• _Exercise description_
Whenever the word "JSON" turns up in a line of the data below, copy that line.

• _Excerpts from an interface dataset_
-- Opening Marker --

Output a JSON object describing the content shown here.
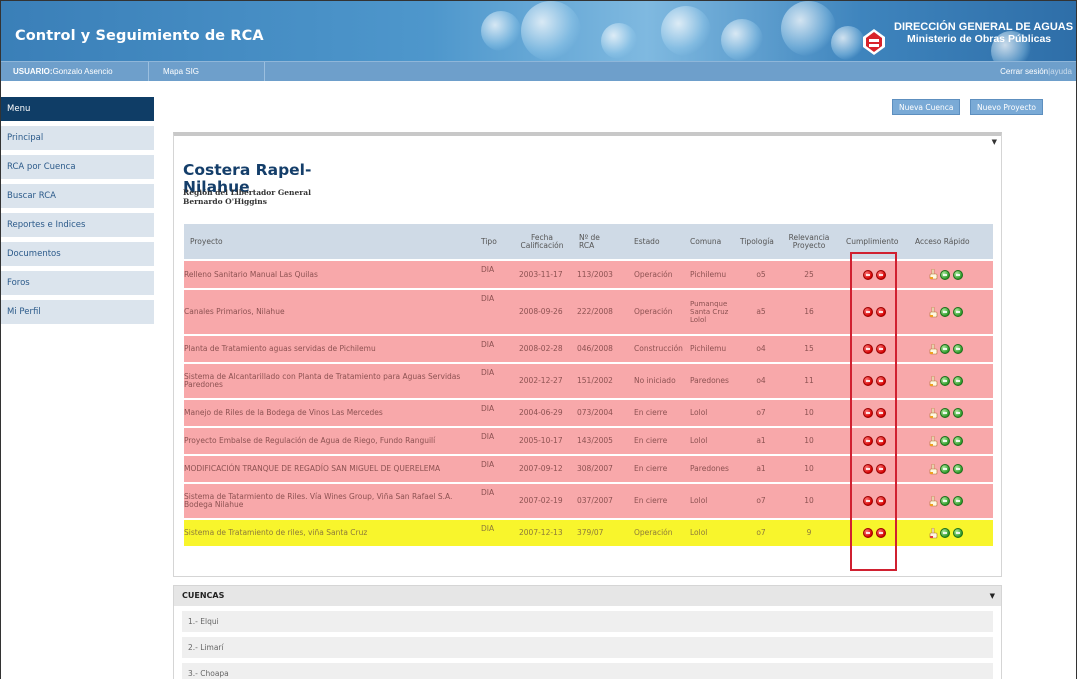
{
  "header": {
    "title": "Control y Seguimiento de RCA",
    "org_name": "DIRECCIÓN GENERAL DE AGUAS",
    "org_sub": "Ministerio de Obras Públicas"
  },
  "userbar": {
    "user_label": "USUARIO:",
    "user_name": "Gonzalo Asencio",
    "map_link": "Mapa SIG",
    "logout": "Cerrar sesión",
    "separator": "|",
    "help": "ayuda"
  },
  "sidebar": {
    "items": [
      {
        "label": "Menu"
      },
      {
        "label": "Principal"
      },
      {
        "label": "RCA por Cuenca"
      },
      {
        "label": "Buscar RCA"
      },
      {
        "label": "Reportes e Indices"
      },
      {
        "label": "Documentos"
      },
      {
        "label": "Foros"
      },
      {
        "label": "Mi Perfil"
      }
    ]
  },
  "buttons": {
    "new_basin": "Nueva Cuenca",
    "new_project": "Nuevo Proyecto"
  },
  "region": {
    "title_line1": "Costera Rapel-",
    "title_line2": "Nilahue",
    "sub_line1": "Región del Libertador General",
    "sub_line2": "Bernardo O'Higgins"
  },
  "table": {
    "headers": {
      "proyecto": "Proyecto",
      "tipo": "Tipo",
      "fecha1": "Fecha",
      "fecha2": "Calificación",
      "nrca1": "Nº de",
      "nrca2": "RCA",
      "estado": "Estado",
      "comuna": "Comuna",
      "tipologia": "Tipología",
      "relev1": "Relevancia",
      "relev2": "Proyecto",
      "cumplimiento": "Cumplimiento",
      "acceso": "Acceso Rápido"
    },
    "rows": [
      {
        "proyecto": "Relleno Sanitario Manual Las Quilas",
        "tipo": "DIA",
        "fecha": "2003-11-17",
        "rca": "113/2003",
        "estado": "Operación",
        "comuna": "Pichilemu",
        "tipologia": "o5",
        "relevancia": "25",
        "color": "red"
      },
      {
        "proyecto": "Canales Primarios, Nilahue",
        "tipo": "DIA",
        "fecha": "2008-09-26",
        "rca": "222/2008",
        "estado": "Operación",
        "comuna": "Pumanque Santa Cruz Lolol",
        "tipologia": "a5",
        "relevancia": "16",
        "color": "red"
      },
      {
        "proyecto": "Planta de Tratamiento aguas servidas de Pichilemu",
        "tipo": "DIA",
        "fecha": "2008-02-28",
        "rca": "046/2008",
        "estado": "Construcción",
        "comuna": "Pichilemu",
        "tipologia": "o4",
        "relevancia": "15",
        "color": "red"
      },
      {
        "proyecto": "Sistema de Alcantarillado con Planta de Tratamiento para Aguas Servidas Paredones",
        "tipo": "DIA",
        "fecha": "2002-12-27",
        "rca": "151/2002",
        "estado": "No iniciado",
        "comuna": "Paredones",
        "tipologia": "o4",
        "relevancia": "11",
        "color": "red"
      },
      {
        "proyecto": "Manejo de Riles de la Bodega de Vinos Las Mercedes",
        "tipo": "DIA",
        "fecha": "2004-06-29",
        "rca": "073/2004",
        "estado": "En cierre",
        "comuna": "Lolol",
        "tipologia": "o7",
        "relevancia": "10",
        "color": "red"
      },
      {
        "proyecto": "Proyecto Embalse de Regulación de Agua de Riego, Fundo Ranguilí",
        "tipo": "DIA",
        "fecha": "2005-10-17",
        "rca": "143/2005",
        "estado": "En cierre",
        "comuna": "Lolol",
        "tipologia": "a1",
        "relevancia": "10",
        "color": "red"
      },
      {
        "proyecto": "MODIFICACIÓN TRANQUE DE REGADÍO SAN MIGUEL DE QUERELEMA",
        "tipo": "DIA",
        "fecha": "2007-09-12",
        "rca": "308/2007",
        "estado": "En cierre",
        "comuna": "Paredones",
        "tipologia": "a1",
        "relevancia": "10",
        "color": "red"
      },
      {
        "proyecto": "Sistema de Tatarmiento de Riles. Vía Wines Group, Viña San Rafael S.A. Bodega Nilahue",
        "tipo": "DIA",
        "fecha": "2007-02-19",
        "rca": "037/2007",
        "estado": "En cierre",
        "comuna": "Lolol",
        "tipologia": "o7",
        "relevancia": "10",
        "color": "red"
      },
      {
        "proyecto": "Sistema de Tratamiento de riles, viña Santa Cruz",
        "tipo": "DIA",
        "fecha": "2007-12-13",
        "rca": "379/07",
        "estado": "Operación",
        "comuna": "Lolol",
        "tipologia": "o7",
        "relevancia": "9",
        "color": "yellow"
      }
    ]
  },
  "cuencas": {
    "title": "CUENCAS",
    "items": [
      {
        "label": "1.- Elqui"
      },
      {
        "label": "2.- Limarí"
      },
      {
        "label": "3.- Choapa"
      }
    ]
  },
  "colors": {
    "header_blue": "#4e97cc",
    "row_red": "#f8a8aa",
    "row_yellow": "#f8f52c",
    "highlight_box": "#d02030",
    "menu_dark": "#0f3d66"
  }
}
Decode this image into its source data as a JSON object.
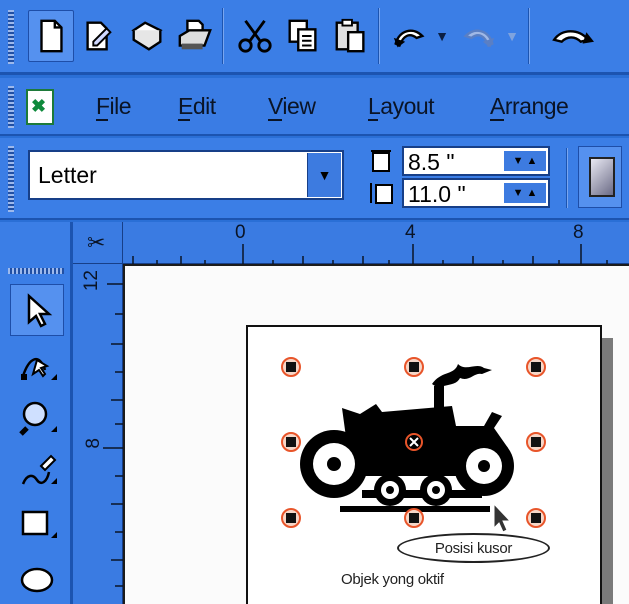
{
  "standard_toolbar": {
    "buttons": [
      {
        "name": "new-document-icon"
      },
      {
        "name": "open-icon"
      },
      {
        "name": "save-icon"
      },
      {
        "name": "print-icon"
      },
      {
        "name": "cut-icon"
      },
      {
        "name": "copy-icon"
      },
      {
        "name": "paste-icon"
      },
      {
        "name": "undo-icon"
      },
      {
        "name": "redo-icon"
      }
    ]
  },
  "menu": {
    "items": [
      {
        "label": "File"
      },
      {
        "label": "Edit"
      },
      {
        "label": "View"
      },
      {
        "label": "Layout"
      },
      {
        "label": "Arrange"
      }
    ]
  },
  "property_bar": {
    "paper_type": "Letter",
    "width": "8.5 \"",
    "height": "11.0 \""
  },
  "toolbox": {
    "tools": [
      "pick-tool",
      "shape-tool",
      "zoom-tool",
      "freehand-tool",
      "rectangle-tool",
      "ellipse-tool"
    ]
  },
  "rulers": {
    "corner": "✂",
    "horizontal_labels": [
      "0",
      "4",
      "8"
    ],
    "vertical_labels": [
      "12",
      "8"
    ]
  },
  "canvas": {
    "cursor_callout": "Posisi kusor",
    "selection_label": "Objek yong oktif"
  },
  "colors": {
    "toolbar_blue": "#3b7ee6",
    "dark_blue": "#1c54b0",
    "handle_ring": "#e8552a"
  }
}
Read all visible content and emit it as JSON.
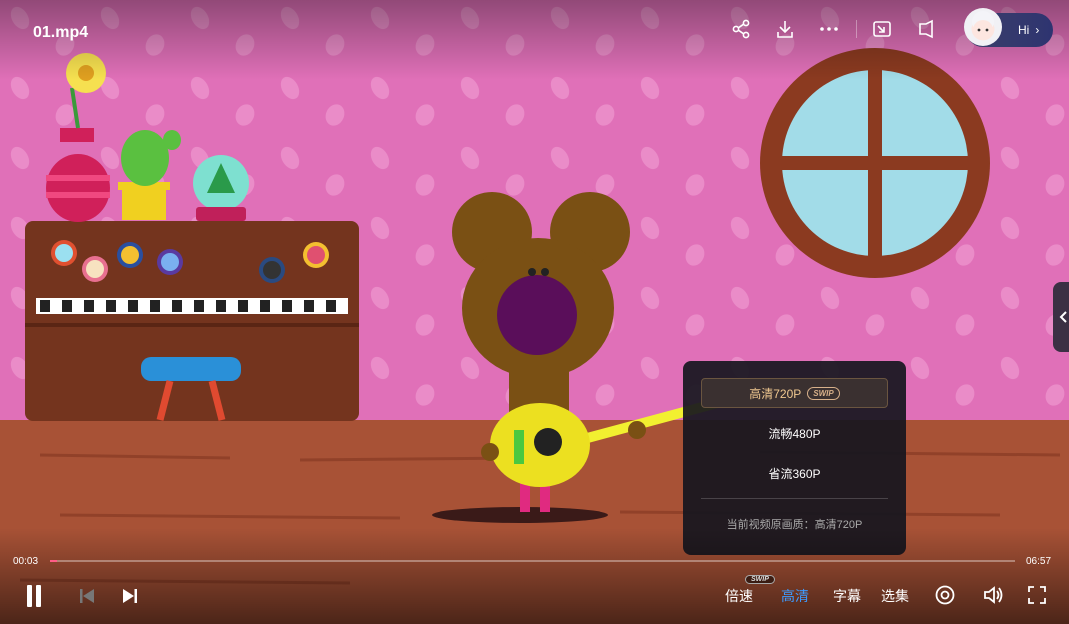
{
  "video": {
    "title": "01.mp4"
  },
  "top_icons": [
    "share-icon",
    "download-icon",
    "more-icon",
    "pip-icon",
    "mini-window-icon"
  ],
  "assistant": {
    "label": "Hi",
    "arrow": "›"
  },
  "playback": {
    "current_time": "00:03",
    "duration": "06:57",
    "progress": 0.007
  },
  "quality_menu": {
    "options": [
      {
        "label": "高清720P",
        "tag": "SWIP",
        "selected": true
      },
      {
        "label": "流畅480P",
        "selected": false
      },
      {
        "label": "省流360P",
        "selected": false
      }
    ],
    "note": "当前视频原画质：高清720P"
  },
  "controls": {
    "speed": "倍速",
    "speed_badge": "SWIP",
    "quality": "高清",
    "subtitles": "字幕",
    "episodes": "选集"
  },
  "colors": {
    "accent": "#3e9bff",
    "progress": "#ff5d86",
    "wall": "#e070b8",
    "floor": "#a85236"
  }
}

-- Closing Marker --

• _Expected output_
Output a JSON object describing the content shown here.
Decode this image into its source data as a JSON object.
Read all visible content and emit it as JSON.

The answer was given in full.